The irony is that even if one could come up with a list of Church Fathers who had a similar take on sola fide as Luther, it still would not silence Catholic apologetics against it. Klaus’s words are of course an example of the Roman Catholic double standard that I’ve written about before. Klaus is arguing Luther invented “justification by faith alone”. It didn’t exist until Luther. It can’t be verified in church history. It can’t be true. On the other hand, when the same historical standard is applied to certain Roman Catholic dogmas, like Mary’s Bodily Assumption, Purgatory, Indulgences, etc., this same historical standard is swept under the rug and hidden. One has to seriously question why a standard that Catholic apologists hold Protestants to is not likewise applied to their own beliefs. Wade through the corridors of church history and search for the threads of all Roman Catholic dogma. One falls flat of linking many of them back to the early church, or in some instances, even the Bible. At some point in history, many current Catholic beliefs did not exist. Protestants live by the principle, sola scriptura. In other words, history doesn’t prove what is true and what is not, the Bible does.
For those of you looking for a quick synopsis. Brent (aka "Oddball Pastor") succinctly summed up four of my arguments:
1) Klaus misrepresents the argument. No one has claimed Fitzmyer was saying the ECFs espoused protestant soteriology, only that the RC accusation that the insertion of “allein” was a novelty is false. That fact remains regardless of what the ECFs may have meant.

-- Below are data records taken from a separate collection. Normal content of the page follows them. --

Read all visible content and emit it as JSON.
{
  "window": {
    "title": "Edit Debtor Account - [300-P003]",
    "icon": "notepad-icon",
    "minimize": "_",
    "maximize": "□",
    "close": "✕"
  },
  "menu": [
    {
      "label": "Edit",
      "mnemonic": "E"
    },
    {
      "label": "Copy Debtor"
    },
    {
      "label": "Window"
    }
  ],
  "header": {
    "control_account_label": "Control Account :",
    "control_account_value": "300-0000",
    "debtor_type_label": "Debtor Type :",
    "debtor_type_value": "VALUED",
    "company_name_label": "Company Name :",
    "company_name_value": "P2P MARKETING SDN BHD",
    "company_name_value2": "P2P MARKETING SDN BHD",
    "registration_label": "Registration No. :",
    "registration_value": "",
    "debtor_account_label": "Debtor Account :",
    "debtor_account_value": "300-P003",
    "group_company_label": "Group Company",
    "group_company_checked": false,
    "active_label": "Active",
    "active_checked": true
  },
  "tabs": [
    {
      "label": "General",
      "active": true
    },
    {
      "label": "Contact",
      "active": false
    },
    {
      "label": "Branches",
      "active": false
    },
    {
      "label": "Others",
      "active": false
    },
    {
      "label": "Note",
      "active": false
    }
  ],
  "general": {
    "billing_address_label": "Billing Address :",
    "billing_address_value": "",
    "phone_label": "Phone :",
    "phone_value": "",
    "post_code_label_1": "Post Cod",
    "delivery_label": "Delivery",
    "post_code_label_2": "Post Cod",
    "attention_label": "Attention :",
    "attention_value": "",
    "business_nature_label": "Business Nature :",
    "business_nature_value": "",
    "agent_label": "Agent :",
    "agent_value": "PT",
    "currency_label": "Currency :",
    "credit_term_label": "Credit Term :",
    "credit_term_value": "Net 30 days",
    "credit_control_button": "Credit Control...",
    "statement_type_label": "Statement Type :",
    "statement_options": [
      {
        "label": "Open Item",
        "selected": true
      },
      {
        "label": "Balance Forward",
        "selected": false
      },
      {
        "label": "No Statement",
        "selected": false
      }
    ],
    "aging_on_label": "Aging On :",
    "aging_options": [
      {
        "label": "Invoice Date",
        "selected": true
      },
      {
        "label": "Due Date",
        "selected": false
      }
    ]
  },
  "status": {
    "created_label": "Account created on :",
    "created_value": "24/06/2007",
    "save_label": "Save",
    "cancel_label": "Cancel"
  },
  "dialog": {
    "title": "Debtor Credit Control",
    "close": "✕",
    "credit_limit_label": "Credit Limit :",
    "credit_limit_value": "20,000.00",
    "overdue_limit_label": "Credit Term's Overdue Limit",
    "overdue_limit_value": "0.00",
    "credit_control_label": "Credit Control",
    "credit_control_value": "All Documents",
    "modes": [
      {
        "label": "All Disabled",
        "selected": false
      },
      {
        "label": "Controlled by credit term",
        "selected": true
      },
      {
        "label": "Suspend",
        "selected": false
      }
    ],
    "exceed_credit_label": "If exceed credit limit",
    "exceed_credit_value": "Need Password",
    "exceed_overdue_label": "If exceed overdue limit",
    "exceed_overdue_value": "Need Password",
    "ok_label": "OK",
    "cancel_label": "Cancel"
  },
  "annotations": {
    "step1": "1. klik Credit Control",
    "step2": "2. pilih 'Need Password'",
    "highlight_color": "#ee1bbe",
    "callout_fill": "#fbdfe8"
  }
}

2) Klaus wants to play the conspiracy card while ignoring the fact that the evidence (ie, no adding “allein” in Gal or removing it in James) is such that no conspiracy exists.
3) Klaus baldly denies that "allein" is justified despite the insertion of the word “allein” in translations prior to Luther and in other languages. Regardless of what those other translators thought the implication of sola or alone or “allein” might be theologically, they agreed with Luther as a matter of translation.

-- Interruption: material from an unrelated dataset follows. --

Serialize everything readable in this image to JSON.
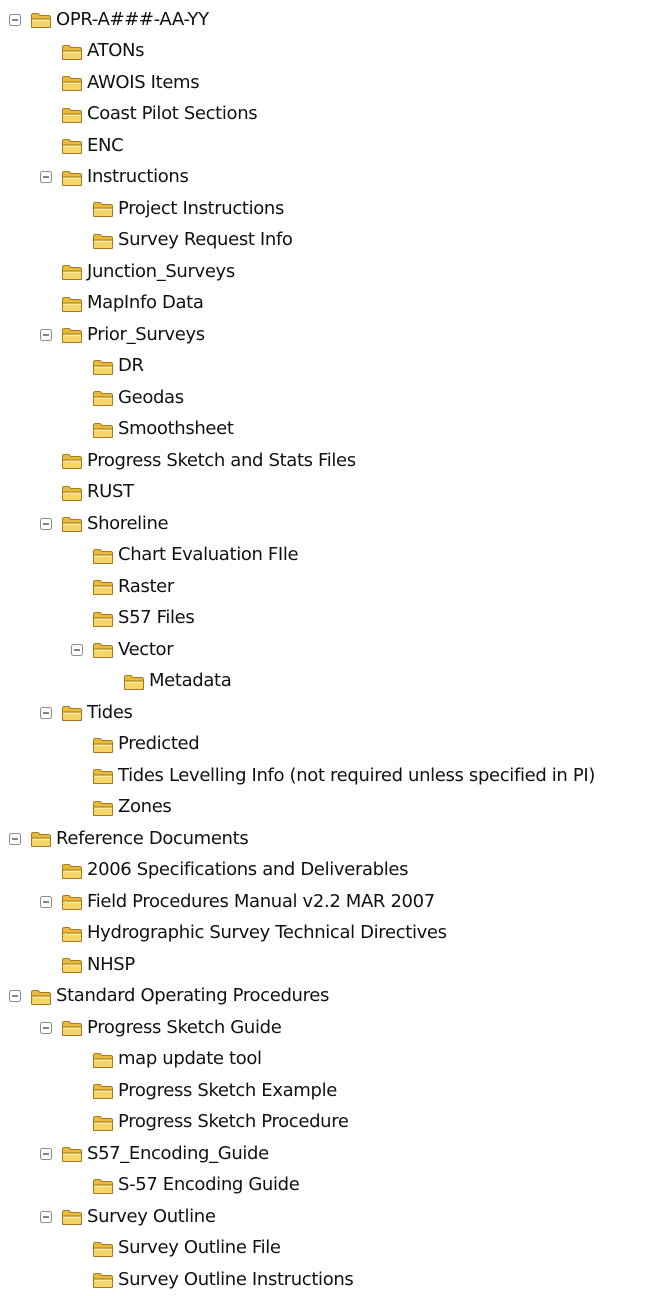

5) Klaus wants to use one standard on sola fide and another on other Catholic doctrines.